Apple will introduce two netbooks at the MacWorld Conference and Expo next month that will be tied to the company's App Store, as is its iPhone, an analyst has claimed.

"I don't have any inside information," said Ezra Gottheil of Technology Business Research, as he spelled out his take on Apple's next hardware move. "This is just by triangulation."

Citing evidence that included the gloomy economy, climbing sales of the least-expensive laptops, and comments CEO Steve Jobs made in October, Gottheil said Apple would show a pair of netbooks at January's conference, then as it did two years before with the iPhone, put it on the market mid-year.

"They like to have a big surprise at MacWorld," Gottheil said. "They don't need to have one, but they like to."

But Gottheil had more than just Apple's habit of springing surprises in mind. "It looks like netbooks are real, and getting a certain amount of traction. And this recession looks serious."

In a research note three weeks ago, Gottheil concluded that Apple would enter the netbook market sometime in the first six months of 2009, in large part because of slowing consumer spending. Unlike other computer makers, Apple has avoided the bottom of the market, leaving it vulnerable as $300-$400 (£200-£300) netbook sales have surged. The problem with producing a netbook, Gottheil said then, was that if it was simply a stripped-down MacBook, Apple ran the risk of cannibalising sales of its higher-priced, and higher-margin, notebooks.

Apple, in effect, needs something completely different, Gottheil said.

That's why he believes Apple will introduce netbooks next year that, like the company's iPhone, will exist in an Apple-controlled "closed system" where software is delivered via the App Store, device restore is done from iTunes, backup is available through an optional online service, most likely MobileMe, and peripheral and add-on choices will be limited.

With the infrastructure and connections Apple already has, it can redefine the netbook category. "The issue here is making it dirt-simple for the user," he said. "Macs have a good deal less hassle than PCs, but they don't have zero hassle. To some people, they are intrinsically intimidating."

The problem with current netbooks, including those powered by open-source Linux, is that while they may sport a simplified interface and be attractively priced, they lack many of the elements that Apple has. "The vendors did not invest in everything necessary to deliver the device, including software development, partnerships with other hardware vendors and online services," Gottheil said.
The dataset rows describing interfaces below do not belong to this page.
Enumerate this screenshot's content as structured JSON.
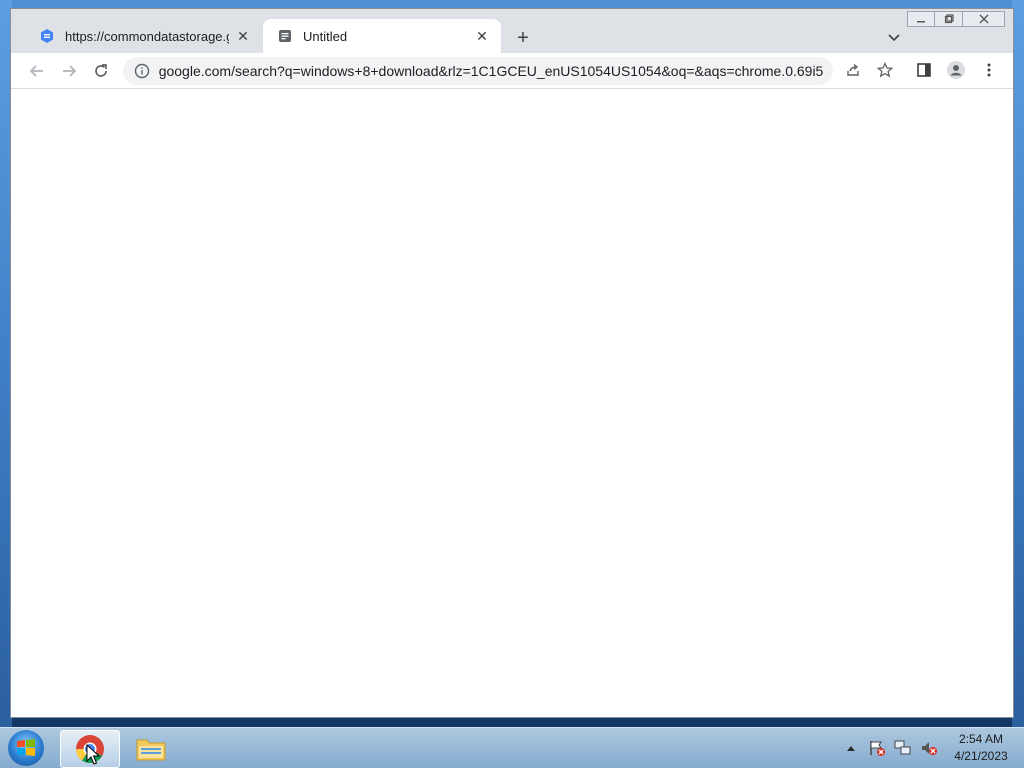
{
  "browser": {
    "tabs": [
      {
        "title": "https://commondatastorage.goo",
        "favicon": "google-cloud-icon",
        "active": false
      },
      {
        "title": "Untitled",
        "favicon": "document-icon",
        "active": true
      }
    ],
    "address": "google.com/search?q=windows+8+download&rlz=1C1GCEU_enUS1054US1054&oq=&aqs=chrome.0.69i5..."
  },
  "taskbar": {
    "time": "2:54 AM",
    "date": "4/21/2023"
  },
  "colors": {
    "chrome_tab_bg": "#dee1e6",
    "toolbar_bg": "#ffffff",
    "omnibox_bg": "#f1f3f4"
  }
}
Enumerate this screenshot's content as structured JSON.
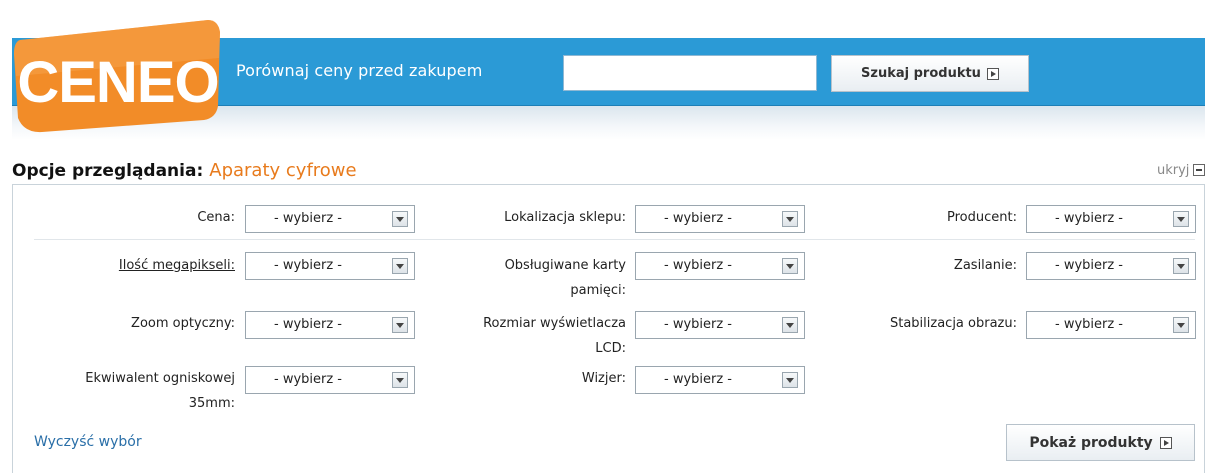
{
  "header": {
    "logo_text": "CENEO",
    "tagline": "Porównaj ceny przed zakupem",
    "search_value": "",
    "search_button": "Szukaj produktu",
    "accent_color": "#2b9ad6",
    "logo_color": "#f28c28"
  },
  "options": {
    "title": "Opcje przeglądania:",
    "category": "Aparaty cyfrowe",
    "hide_label": "ukryj"
  },
  "filters": {
    "cena": {
      "label": "Cena:",
      "value": "- wybierz -"
    },
    "lokalizacja": {
      "label": "Lokalizacja sklepu:",
      "value": "- wybierz -"
    },
    "producent": {
      "label": "Producent:",
      "value": "- wybierz -"
    },
    "megapiksele": {
      "label": "Ilość megapikseli:",
      "value": "- wybierz -"
    },
    "karty_l1": "Obsługiwane karty",
    "karty_l2": "pamięci:",
    "karty_value": "- wybierz -",
    "zasilanie": {
      "label": "Zasilanie:",
      "value": "- wybierz -"
    },
    "zoom": {
      "label": "Zoom optyczny:",
      "value": "- wybierz -"
    },
    "lcd_l1": "Rozmiar wyświetlacza",
    "lcd_l2": "LCD:",
    "lcd_value": "- wybierz -",
    "stabilizacja": {
      "label": "Stabilizacja obrazu:",
      "value": "- wybierz -"
    },
    "ekw_l1": "Ekwiwalent ogniskowej",
    "ekw_l2": "35mm:",
    "ekw_value": "- wybierz -",
    "wizjer": {
      "label": "Wizjer:",
      "value": "- wybierz -"
    }
  },
  "footer": {
    "clear_link": "Wyczyść wybór",
    "show_button": "Pokaż produkty"
  }
}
To succeed, a netbook needs strong software, an online delivery system for that software and "enforced limits" on the supported peripherals, he said, pointing to Google as a possible software partner and supplier, the App Store as the delivery system and Hewlett-Packard as the most likely peripheral partner.

Gottheil's betting that Apple will unveil two netbooks next month, one about the size of the MacBook Air, the other a $599 machine similar to the smaller Linux- or Windows-based netbooks.

The time between then and a mid-year release would be required, by Gottheil's reasoning, to prime the developer pump, as Apple did earlier this year when it announced it would open the iPhone to third-party programs four months before it launched the iPhone 3G.

"I don't necessarily expect it to be a touch screen," he said. "In fact, I don't think it will. But I do think that the interface would present simple, straight-forward choices."

On the down side, although this different tack would reduce MacBook cannibalisation, some would be inevitable, Gottheil predicted. And if Apple sells the device at the $599 price he expects - that number derived by parsing Jobs ' comment that the company doesn't "know how to make a $500 computer that's not a piece of junk" - that still puts its system at nearly twice that of the lowest-priced netbooks.

"The issue, really, is that even Macs are too complicated for some people," Gottheil said. "But a [Mac] netbook doesn't have to be all things for all people."